### EXERCISE OBJECTIVE
Among the entries below, count the lines with "this" in them and state the total without comment.
** PROVIDED RECORDS follows **
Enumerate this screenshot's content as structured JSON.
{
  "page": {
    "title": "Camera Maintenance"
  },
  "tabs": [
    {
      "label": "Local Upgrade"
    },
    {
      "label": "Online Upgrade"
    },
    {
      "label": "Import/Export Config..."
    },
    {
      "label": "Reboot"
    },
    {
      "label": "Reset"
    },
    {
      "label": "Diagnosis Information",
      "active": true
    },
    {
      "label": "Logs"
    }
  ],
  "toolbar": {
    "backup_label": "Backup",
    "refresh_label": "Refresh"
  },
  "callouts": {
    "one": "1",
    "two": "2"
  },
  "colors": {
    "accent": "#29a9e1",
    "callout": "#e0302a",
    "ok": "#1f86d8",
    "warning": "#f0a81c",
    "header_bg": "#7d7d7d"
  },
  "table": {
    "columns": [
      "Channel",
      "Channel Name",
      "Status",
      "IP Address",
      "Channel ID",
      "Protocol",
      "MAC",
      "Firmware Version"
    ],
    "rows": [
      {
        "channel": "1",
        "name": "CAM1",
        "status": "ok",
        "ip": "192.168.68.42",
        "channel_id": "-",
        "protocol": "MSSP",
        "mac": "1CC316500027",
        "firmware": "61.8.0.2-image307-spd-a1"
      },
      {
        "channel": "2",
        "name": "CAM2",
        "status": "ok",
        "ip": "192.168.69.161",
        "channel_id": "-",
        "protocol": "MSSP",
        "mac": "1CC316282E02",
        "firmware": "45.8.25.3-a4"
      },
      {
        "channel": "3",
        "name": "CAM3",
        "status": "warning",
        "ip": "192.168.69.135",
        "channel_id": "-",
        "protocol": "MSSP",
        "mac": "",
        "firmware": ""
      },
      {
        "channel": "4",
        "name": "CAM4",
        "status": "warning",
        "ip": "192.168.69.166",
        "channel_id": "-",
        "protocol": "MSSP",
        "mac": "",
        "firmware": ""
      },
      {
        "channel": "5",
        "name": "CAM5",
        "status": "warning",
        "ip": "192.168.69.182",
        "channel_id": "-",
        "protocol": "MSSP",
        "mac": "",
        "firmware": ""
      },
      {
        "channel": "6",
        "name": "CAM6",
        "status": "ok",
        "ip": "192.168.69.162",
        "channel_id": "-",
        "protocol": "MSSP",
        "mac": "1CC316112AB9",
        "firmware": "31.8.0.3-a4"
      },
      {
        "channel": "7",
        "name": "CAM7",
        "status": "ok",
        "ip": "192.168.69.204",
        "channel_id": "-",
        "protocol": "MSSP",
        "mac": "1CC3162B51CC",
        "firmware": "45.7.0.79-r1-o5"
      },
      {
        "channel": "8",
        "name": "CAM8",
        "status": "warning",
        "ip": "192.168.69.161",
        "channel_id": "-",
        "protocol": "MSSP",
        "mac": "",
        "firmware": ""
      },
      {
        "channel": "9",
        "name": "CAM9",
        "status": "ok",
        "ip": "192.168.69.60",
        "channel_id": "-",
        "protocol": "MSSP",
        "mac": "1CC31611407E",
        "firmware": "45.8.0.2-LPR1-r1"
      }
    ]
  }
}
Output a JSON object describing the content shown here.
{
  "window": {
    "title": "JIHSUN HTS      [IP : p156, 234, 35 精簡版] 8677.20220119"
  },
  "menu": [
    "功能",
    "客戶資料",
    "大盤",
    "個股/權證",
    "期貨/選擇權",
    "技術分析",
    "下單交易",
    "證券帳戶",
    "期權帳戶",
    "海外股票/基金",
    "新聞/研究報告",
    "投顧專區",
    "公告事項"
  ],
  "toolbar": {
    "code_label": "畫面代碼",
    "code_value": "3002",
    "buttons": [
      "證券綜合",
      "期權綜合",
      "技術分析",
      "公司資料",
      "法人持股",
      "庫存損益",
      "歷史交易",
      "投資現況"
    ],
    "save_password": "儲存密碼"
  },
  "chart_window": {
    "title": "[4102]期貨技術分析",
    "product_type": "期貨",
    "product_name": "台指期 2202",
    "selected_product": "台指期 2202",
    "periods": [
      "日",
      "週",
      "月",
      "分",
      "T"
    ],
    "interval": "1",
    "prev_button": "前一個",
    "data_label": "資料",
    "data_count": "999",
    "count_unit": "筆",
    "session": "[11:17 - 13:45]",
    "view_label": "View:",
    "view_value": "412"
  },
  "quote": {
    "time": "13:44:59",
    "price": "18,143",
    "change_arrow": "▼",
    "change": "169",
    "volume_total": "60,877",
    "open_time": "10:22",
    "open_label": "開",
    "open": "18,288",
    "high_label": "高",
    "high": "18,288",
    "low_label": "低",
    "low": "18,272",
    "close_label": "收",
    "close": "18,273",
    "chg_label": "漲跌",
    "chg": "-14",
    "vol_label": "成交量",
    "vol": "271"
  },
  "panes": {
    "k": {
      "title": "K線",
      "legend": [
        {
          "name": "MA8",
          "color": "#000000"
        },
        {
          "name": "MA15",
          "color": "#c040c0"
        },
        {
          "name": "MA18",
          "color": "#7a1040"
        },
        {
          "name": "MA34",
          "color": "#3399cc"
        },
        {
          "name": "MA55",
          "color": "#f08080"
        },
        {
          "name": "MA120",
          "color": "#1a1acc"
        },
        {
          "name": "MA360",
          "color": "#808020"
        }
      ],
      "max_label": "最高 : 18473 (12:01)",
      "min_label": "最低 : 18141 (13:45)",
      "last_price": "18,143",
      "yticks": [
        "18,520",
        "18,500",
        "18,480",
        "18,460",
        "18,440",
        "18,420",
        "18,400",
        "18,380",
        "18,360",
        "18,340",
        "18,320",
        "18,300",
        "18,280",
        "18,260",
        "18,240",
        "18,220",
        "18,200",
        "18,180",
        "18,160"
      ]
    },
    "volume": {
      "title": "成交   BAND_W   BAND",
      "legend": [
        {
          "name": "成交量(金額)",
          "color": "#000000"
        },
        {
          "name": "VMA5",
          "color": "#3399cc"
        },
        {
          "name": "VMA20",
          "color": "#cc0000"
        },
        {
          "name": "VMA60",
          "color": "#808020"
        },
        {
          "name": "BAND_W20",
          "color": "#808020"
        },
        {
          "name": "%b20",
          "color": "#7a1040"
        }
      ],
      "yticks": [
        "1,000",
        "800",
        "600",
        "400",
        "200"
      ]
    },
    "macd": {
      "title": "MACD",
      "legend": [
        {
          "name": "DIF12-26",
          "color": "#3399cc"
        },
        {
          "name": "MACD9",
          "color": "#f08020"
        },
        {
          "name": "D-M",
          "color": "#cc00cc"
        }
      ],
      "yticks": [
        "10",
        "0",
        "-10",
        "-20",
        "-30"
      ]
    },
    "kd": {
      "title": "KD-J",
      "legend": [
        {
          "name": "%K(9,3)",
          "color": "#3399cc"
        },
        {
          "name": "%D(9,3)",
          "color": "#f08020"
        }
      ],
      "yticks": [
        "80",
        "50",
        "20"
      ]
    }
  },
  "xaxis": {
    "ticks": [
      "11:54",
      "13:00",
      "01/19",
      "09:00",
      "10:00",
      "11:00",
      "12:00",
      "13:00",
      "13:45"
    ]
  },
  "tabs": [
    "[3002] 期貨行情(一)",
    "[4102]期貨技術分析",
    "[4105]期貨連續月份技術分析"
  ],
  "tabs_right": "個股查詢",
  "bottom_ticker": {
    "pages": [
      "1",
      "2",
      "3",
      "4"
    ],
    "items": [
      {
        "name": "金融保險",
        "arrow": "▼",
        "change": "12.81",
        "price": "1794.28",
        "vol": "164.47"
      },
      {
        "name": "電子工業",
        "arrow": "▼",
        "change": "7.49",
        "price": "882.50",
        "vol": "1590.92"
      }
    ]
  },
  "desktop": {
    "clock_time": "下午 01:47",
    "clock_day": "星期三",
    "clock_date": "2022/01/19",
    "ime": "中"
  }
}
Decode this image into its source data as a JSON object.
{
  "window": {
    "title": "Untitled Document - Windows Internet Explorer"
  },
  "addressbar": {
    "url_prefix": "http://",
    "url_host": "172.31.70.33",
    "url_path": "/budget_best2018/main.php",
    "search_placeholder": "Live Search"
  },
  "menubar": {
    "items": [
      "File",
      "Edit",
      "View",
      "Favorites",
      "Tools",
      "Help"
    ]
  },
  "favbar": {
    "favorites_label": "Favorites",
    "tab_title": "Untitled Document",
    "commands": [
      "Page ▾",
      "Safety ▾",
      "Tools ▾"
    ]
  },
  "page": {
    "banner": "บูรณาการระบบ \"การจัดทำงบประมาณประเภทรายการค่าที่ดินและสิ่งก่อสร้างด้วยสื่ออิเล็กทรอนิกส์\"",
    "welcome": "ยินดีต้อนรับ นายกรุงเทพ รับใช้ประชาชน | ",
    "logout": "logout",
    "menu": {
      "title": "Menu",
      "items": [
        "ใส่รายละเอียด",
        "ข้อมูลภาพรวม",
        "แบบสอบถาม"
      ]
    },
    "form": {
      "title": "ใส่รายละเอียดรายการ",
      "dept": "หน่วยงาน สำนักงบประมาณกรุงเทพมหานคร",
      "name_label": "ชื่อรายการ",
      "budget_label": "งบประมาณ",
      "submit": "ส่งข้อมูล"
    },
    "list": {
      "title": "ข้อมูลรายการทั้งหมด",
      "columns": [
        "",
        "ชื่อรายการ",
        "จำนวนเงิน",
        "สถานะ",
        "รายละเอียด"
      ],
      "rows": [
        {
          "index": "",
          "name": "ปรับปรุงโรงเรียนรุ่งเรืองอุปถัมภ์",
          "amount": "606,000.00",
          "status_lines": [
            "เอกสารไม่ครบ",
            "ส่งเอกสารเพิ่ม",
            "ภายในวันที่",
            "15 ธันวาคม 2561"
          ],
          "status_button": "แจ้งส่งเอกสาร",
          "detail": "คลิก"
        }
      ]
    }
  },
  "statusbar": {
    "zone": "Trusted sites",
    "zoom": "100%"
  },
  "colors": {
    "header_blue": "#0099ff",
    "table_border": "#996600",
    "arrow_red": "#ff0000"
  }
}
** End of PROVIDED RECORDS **
### EXPECTED OUTPUT
2